Terry Eagleton at Commonweal:
THE IDEA OF culture is traditionally bound up with the concept of distinction. High culture is a question of rank. One thinks of the great haut-bourgeois families portrayed by Marcel Proust and Thomas Mann, for whom power and material wealth are accompanied by a lofty cultural tone and bear with them certain moral obligations. Spiritual hierarchy goes hand in hand with social inequality. The aim of advanced capitalism, by contrast, is to preserve inequality while abolishing hierarchy. In this sense, its material base is at odds with its cultural superstructure. You do not need to proclaim your superiority to other peoples in order to raid their natural resources, as long as by doing so you maintain the material inequalities between them and yourself. Whether Americans regard themselves as superior to Iraqis is really neither here nor there, given that it is political and military control over an oil-rich region they have in their sights. Culturally speaking, late capitalism is for the most part a matter not of hierarchy but hybridity—of mingling, merging, and multiplicity—while, materially speaking, the gulf between social classes assumes ultra-Victorian proportions. There are plenty of exponents of cultural studies who take note of the former but not the latter. While the sphere of consumption is hospitable to all comers, the domain of property and production remains rigidly stratified. Divisions of property and class, however, are partly masked by the levelling, demotic, spiritually promiscuous culture in which they are set, as they were not in the era of Proust and Mann. In contrast to that stately milieu, cultural and material capital now begin to split apart. The brokers, jobbers, operators, and speculators who float to the top of the system in their spiritual weightlessness are hardly remarkable for their aesthetic wisdom.
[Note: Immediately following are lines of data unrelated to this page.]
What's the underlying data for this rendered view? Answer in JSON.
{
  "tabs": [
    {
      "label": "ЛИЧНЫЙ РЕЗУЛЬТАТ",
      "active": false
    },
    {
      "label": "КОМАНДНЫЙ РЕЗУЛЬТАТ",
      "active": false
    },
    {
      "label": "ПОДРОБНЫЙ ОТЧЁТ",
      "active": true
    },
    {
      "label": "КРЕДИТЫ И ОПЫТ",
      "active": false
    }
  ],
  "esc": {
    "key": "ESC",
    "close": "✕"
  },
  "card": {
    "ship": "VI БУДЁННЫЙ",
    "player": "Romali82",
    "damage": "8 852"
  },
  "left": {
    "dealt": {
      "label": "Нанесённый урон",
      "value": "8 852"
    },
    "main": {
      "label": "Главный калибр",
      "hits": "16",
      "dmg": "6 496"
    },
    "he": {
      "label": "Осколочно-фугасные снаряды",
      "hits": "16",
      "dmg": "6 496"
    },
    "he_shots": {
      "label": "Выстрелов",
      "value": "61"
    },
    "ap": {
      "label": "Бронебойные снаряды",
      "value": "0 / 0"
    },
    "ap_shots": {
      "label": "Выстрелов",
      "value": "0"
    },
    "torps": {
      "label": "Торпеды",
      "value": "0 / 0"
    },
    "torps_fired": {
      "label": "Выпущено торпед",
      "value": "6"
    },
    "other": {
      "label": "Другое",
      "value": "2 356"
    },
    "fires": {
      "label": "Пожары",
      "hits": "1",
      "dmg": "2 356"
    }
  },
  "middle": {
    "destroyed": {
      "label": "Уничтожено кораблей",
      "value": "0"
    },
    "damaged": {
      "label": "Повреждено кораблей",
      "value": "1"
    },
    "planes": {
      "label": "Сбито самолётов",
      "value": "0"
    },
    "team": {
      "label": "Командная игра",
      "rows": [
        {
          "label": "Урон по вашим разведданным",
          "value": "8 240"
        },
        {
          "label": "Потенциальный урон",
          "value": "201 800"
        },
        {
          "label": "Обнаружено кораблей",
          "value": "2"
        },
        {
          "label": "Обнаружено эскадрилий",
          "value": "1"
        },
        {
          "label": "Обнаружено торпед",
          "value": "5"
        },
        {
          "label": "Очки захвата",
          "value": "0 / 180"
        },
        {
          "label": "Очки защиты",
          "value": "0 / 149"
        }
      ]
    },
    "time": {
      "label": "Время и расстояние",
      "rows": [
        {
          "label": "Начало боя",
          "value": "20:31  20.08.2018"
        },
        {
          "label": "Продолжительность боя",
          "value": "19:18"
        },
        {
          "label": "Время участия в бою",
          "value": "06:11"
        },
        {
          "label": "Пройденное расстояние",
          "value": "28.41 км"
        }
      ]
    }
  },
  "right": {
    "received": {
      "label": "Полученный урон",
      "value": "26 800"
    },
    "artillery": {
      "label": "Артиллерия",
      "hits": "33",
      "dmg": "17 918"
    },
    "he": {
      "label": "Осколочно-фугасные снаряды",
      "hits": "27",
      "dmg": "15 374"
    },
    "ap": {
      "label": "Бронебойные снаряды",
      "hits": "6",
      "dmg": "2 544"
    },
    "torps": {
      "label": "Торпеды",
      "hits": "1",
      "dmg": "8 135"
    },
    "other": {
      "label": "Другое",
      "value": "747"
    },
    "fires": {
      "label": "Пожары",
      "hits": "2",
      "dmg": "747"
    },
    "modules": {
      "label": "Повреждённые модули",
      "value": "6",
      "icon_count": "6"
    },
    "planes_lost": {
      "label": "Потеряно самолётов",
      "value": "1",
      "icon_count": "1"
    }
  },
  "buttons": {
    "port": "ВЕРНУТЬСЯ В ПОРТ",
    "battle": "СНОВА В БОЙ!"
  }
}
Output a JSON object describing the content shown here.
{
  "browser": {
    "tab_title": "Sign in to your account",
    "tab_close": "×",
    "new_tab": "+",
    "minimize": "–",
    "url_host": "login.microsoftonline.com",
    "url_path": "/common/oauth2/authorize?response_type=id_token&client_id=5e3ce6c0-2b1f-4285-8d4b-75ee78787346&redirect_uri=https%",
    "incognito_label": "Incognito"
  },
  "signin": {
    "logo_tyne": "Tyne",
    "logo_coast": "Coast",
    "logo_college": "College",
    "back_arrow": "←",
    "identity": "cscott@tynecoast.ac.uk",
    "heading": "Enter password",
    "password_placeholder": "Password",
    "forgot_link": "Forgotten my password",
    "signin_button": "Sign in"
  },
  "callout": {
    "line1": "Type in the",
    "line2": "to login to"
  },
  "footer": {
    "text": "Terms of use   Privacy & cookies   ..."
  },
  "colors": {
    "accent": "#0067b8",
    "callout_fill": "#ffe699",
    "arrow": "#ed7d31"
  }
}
The breaking down of cultural hierarchies is clearly to be welcomed. For the most part, however, it is less the upshot of a genuinely democratic spirit than an effect of the commodity form, which levels existing values rather than contesting them in the name of alternative priorities. Indeed, it represents an assault less on cultural supremacism than on the notion of value as such.